WORK REQUIRED —
Reprint the entries without altering anything.

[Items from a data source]
#####
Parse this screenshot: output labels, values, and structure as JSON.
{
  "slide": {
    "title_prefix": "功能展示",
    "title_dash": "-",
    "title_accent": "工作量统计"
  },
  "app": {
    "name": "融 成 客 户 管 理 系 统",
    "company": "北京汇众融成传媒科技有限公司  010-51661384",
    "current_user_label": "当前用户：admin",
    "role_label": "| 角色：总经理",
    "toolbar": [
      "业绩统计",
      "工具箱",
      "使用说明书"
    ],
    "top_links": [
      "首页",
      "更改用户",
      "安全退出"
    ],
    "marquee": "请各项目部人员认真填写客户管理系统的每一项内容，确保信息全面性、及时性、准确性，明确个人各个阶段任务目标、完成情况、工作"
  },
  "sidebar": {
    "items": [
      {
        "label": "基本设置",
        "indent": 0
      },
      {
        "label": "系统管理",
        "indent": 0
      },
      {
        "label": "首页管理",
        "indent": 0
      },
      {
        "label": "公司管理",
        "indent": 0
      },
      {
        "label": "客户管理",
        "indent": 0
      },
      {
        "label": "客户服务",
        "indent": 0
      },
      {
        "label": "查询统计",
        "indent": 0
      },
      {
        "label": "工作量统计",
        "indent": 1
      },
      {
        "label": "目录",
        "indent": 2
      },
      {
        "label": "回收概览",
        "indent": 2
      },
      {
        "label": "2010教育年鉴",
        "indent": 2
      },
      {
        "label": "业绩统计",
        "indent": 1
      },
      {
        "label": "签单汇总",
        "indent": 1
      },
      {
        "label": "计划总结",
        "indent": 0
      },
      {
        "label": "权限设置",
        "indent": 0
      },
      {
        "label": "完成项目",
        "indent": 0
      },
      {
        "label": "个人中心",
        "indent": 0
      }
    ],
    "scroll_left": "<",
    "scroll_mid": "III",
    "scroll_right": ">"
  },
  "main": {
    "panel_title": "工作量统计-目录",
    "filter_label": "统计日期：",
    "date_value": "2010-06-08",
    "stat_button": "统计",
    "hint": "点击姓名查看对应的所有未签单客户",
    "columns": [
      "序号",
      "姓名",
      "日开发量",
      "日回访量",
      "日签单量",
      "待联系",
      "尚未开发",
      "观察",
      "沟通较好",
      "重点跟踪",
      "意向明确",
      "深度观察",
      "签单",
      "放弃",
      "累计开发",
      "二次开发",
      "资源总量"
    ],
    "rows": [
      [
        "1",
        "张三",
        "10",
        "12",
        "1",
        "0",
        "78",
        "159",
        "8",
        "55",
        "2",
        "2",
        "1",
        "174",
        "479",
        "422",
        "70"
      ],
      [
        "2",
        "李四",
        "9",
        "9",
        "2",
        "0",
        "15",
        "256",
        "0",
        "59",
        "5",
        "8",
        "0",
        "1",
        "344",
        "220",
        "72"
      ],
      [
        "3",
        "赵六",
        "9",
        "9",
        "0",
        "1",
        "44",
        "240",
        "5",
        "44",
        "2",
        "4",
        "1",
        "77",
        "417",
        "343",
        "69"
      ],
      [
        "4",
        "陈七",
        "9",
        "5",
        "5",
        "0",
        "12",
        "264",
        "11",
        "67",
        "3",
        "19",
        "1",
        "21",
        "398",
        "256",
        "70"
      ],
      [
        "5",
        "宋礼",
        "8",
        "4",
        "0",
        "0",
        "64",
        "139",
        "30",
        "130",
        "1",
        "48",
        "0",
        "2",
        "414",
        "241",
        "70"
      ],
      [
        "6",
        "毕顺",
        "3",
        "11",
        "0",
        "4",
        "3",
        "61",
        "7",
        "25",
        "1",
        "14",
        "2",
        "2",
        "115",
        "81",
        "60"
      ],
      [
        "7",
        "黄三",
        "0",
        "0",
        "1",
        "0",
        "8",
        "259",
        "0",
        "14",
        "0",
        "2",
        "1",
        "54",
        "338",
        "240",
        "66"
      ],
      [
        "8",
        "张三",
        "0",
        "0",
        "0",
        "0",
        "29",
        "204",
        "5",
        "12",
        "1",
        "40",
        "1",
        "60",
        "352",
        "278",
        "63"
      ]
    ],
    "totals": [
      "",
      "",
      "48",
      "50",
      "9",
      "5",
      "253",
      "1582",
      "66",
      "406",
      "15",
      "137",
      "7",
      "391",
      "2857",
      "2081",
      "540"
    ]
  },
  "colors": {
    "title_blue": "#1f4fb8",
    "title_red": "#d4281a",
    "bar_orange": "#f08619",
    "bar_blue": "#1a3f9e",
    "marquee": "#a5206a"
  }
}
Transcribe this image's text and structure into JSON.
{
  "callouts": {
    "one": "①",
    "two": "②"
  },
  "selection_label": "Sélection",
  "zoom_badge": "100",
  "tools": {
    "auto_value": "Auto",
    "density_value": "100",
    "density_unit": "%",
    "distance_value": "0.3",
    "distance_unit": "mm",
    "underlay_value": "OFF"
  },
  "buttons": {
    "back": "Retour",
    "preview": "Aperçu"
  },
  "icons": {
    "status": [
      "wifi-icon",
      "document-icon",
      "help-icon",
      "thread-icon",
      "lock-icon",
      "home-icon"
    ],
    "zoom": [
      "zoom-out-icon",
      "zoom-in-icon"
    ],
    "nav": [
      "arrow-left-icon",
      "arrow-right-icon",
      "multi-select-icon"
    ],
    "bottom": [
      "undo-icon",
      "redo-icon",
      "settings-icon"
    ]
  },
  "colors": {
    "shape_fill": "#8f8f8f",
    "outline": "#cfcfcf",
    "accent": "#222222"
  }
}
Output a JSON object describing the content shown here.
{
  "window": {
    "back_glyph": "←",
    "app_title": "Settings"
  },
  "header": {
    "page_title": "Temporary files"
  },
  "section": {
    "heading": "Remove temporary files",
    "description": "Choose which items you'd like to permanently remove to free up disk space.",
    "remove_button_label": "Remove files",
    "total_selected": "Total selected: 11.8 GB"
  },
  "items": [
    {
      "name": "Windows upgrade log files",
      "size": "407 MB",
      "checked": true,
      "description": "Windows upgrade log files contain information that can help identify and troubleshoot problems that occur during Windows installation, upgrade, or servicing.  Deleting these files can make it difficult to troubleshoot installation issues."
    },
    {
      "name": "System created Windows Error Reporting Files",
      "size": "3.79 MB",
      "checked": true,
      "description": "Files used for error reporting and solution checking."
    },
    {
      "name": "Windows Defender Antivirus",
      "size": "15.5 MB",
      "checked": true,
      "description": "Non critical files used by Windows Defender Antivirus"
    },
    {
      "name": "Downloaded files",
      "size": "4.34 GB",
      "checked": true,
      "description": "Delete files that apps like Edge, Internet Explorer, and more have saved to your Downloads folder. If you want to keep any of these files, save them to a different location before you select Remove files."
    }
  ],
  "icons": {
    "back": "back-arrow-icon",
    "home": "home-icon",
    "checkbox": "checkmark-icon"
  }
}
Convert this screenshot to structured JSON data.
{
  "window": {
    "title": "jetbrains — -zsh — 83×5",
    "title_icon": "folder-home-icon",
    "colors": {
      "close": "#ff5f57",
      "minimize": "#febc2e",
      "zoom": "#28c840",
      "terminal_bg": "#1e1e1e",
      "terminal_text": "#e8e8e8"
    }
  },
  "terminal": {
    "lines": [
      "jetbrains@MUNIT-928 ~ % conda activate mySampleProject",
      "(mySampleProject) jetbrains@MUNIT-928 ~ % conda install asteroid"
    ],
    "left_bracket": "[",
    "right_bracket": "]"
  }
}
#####
RESULT OF THIS EXERCISE —
Parse this screenshot: output labels, values, and structure as JSON.
{
  "slide": {
    "title_prefix": "功能展示",
    "title_dash": "-",
    "title_accent": "工作量统计"
  },
  "app": {
    "name": "融 成 客 户 管 理 系 统",
    "company": "北京汇众融成传媒科技有限公司  010-51661384",
    "current_user_label": "当前用户：admin",
    "role_label": "| 角色：总经理",
    "toolbar": [
      "业绩统计",
      "工具箱",
      "使用说明书"
    ],
    "top_links": [
      "首页",
      "更改用户",
      "安全退出"
    ],
    "marquee": "请各项目部人员认真填写客户管理系统的每一项内容，确保信息全面性、及时性、准确性，明确个人各个阶段任务目标、完成情况、工作"
  },
  "sidebar": {
    "items": [
      {
        "label": "基本设置",
        "indent": 0
      },
      {
        "label": "系统管理",
        "indent": 0
      },
      {
        "label": "首页管理",
        "indent": 0
      },
      {
        "label": "公司管理",
        "indent": 0
      },
      {
        "label": "客户管理",
        "indent": 0
      },
      {
        "label": "客户服务",
        "indent": 0
      },
      {
        "label": "查询统计",
        "indent": 0
      },
      {
        "label": "工作量统计",
        "indent": 1
      },
      {
        "label": "目录",
        "indent": 2
      },
      {
        "label": "回收概览",
        "indent": 2
      },
      {
        "label": "2010教育年鉴",
        "indent": 2
      },
      {
        "label": "业绩统计",
        "indent": 1
      },
      {
        "label": "签单汇总",
        "indent": 1
      },
      {
        "label": "计划总结",
        "indent": 0
      },
      {
        "label": "权限设置",
        "indent": 0
      },
      {
        "label": "完成项目",
        "indent": 0
      },
      {
        "label": "个人中心",
        "indent": 0
      }
    ],
    "scroll_left": "<",
    "scroll_mid": "III",
    "scroll_right": ">"
  },
  "main": {
    "panel_title": "工作量统计-目录",
    "filter_label": "统计日期：",
    "date_value": "2010-06-08",
    "stat_button": "统计",
    "hint": "点击姓名查看对应的所有未签单客户",
    "columns": [
      "序号",
      "姓名",
      "日开发量",
      "日回访量",
      "日签单量",
      "待联系",
      "尚未开发",
      "观察",
      "沟通较好",
      "重点跟踪",
      "意向明确",
      "深度观察",
      "签单",
      "放弃",
      "累计开发",
      "二次开发",
      "资源总量"
    ],
    "rows": [
      [
        "1",
        "张三",
        "10",
        "12",
        "1",
        "0",
        "78",
        "159",
        "8",
        "55",
        "2",
        "2",
        "1",
        "174",
        "479",
        "422",
        "70"
      ],
      [
        "2",
        "李四",
        "9",
        "9",
        "2",
        "0",
        "15",
        "256",
        "0",
        "59",
        "5",
        "8",
        "0",
        "1",
        "344",
        "220",
        "72"
      ],
      [
        "3",
        "赵六",
        "9",
        "9",
        "0",
        "1",
        "44",
        "240",
        "5",
        "44",
        "2",
        "4",
        "1",
        "77",
        "417",
        "343",
        "69"
      ],
      [
        "4",
        "陈七",
        "9",
        "5",
        "5",
        "0",
        "12",
        "264",
        "11",
        "67",
        "3",
        "19",
        "1",
        "21",
        "398",
        "256",
        "70"
      ],
      [
        "5",
        "宋礼",
        "8",
        "4",
        "0",
        "0",
        "64",
        "139",
        "30",
        "130",
        "1",
        "48",
        "0",
        "2",
        "414",
        "241",
        "70"
      ],
      [
        "6",
        "毕顺",
        "3",
        "11",
        "0",
        "4",
        "3",
        "61",
        "7",
        "25",
        "1",
        "14",
        "2",
        "2",
        "115",
        "81",
        "60"
      ],
      [
        "7",
        "黄三",
        "0",
        "0",
        "1",
        "0",
        "8",
        "259",
        "0",
        "14",
        "0",
        "2",
        "1",
        "54",
        "338",
        "240",
        "66"
      ],
      [
        "8",
        "张三",
        "0",
        "0",
        "0",
        "0",
        "29",
        "204",
        "5",
        "12",
        "1",
        "40",
        "1",
        "60",
        "352",
        "278",
        "63"
      ]
    ],
    "totals": [
      "",
      "",
      "48",
      "50",
      "9",
      "5",
      "253",
      "1582",
      "66",
      "406",
      "15",
      "137",
      "7",
      "391",
      "2857",
      "2081",
      "540"
    ]
  },
  "colors": {
    "title_blue": "#1f4fb8",
    "title_red": "#d4281a",
    "bar_orange": "#f08619",
    "bar_blue": "#1a3f9e",
    "marquee": "#a5206a"
  }
}
Transcribe this image's text and structure into JSON.
{
  "callouts": {
    "one": "①",
    "two": "②"
  },
  "selection_label": "Sélection",
  "zoom_badge": "100",
  "tools": {
    "auto_value": "Auto",
    "density_value": "100",
    "density_unit": "%",
    "distance_value": "0.3",
    "distance_unit": "mm",
    "underlay_value": "OFF"
  },
  "buttons": {
    "back": "Retour",
    "preview": "Aperçu"
  },
  "icons": {
    "status": [
      "wifi-icon",
      "document-icon",
      "help-icon",
      "thread-icon",
      "lock-icon",
      "home-icon"
    ],
    "zoom": [
      "zoom-out-icon",
      "zoom-in-icon"
    ],
    "nav": [
      "arrow-left-icon",
      "arrow-right-icon",
      "multi-select-icon"
    ],
    "bottom": [
      "undo-icon",
      "redo-icon",
      "settings-icon"
    ]
  },
  "colors": {
    "shape_fill": "#8f8f8f",
    "outline": "#cfcfcf",
    "accent": "#222222"
  }
}
Output a JSON object describing the content shown here.
{
  "window": {
    "back_glyph": "←",
    "app_title": "Settings"
  },
  "header": {
    "page_title": "Temporary files"
  },
  "section": {
    "heading": "Remove temporary files",
    "description": "Choose which items you'd like to permanently remove to free up disk space.",
    "remove_button_label": "Remove files",
    "total_selected": "Total selected: 11.8 GB"
  },
  "items": [
    {
      "name": "Windows upgrade log files",
      "size": "407 MB",
      "checked": true,
      "description": "Windows upgrade log files contain information that can help identify and troubleshoot problems that occur during Windows installation, upgrade, or servicing.  Deleting these files can make it difficult to troubleshoot installation issues."
    },
    {
      "name": "System created Windows Error Reporting Files",
      "size": "3.79 MB",
      "checked": true,
      "description": "Files used for error reporting and solution checking."
    },
    {
      "name": "Windows Defender Antivirus",
      "size": "15.5 MB",
      "checked": true,
      "description": "Non critical files used by Windows Defender Antivirus"
    },
    {
      "name": "Downloaded files",
      "size": "4.34 GB",
      "checked": true,
      "description": "Delete files that apps like Edge, Internet Explorer, and more have saved to your Downloads folder. If you want to keep any of these files, save them to a different location before you select Remove files."
    }
  ],
  "icons": {
    "back": "back-arrow-icon",
    "home": "home-icon",
    "checkbox": "checkmark-icon"
  }
}
Convert this screenshot to structured JSON data.
{
  "window": {
    "title": "jetbrains — -zsh — 83×5",
    "title_icon": "folder-home-icon",
    "colors": {
      "close": "#ff5f57",
      "minimize": "#febc2e",
      "zoom": "#28c840",
      "terminal_bg": "#1e1e1e",
      "terminal_text": "#e8e8e8"
    }
  },
  "terminal": {
    "lines": [
      "jetbrains@MUNIT-928 ~ % conda activate mySampleProject",
      "(mySampleProject) jetbrains@MUNIT-928 ~ % conda install asteroid"
    ],
    "left_bracket": "[",
    "right_bracket": "]"
  }
}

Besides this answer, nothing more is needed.